Employers who contravene these provisions will be guilty of an offence and liable on summary conviction to a fine of up to $100,000 for each day the offence is committed. The Bill also provides the Governor in Council with the power to make regulations to establish monetary penalties for violations of these provisions.

Maintenance of activities

The Canada Labour Code (the “Code”) recognizes that there are circumstances in which an employer will be required to continue the supply of services, operations of facilities or production of goods during a strike or lockout to prevent an immediate or serious danger to the public.

The Bill would amend the Code to require an employer and trade union to enter into an agreement – no later than 15 days after the notice to bargain has been given – which sets out the activities that are necessary to continue in case of a strike or a lockout and how such activities would be carried out. If no agreement is reached, either party may apply to the Canada Industrial Relations Board (the “Board”) for a determination on maintenance of activities issues. The Board must render its decision within 90 days of receiving the application. The employer and trade union can enter into an agreement at any time before the Board decision is made.

Coming into force

The Bill is currently at the second reading at the House of Commons. If enacted as currently drafted, it would come into force 18 months after the date it receives royal assent.

Federally regulated employers may wish to start considering the implications these new legislative requirements will have on collective bargaining and labour disputes within their sector – particularly with respect to agreements for maintenance of activities and how operations will be maintained in the event of a strike or lockout.

Questions? Please contact a member of our labour and employment team to discuss how these legislative amendments may impact your workplace and labour relations strategies.

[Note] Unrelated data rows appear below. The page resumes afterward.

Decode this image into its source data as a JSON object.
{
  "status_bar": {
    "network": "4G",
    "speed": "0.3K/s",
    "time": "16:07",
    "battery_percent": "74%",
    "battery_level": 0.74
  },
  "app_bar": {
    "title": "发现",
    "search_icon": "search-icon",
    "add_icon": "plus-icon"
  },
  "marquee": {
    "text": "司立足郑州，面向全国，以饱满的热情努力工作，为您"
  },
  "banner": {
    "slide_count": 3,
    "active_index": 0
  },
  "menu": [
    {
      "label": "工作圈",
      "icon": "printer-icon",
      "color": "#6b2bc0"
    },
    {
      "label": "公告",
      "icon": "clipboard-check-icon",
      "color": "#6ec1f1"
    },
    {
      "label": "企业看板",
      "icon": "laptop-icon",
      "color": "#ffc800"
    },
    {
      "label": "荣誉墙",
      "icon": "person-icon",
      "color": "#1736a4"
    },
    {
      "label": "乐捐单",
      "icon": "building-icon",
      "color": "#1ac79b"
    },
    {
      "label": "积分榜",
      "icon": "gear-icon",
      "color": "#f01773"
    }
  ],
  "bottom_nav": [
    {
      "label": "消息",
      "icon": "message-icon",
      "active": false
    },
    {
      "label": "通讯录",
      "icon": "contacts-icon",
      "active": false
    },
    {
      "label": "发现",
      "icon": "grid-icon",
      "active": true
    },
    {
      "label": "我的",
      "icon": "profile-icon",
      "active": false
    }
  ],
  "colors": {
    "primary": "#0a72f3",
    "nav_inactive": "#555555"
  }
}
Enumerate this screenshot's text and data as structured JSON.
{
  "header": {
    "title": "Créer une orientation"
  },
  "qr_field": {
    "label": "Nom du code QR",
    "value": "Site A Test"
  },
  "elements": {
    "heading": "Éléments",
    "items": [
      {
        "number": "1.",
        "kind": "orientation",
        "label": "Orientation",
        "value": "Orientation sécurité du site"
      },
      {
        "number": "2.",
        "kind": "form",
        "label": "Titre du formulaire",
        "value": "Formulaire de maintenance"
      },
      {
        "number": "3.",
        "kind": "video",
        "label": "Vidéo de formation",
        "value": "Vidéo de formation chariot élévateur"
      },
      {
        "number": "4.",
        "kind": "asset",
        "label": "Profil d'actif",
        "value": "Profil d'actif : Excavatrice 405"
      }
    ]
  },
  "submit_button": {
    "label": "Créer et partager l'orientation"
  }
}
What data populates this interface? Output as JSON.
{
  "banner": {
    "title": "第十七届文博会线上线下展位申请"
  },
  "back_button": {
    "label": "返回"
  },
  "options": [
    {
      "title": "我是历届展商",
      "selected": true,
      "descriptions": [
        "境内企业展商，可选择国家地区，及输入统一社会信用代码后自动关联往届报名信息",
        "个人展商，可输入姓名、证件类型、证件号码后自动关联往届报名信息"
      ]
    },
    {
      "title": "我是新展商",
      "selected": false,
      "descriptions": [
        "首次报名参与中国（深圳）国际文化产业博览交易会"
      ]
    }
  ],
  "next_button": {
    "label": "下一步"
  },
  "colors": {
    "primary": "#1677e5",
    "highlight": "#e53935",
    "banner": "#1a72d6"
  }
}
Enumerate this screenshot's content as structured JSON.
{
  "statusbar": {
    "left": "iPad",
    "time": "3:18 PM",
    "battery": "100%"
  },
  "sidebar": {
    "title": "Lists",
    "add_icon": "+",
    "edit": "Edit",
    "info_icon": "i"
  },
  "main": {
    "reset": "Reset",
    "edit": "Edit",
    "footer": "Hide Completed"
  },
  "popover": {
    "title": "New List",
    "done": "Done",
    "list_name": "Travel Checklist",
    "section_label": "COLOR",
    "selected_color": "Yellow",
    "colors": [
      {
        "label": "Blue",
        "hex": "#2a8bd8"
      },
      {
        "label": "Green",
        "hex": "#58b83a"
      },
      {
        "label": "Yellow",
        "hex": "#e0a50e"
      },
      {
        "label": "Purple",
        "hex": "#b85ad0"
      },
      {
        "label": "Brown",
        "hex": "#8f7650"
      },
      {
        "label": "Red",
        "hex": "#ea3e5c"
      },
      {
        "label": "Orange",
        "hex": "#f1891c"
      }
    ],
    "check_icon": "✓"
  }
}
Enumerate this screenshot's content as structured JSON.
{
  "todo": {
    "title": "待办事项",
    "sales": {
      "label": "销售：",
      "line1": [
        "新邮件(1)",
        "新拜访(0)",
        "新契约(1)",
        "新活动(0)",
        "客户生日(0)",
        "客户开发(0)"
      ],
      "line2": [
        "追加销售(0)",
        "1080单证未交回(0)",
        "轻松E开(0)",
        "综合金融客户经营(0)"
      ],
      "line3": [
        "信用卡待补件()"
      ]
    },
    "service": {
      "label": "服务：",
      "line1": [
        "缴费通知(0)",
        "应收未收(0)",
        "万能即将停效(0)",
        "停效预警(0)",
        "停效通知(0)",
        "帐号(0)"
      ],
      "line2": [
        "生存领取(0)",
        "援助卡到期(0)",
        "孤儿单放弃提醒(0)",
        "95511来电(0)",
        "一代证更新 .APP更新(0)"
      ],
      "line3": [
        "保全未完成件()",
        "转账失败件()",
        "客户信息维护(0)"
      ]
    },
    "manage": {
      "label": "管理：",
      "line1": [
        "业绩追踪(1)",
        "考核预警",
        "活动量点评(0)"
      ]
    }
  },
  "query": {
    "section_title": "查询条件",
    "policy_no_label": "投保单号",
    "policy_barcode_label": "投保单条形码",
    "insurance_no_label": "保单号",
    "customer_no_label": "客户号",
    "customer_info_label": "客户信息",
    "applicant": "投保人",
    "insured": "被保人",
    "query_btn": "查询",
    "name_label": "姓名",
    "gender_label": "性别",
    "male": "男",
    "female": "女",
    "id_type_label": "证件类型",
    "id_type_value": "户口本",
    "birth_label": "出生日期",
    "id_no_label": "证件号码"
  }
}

Note: This article is of a general nature only and is not exhaustive of all possible legal rights or remedies. In addition, laws may change over time and should be interpreted only in the context of particular circumstances such that these materials are not intended to be relied upon or taken as legal advice or opinion. Readers should consult a legal professional for specific advice in any particular situation.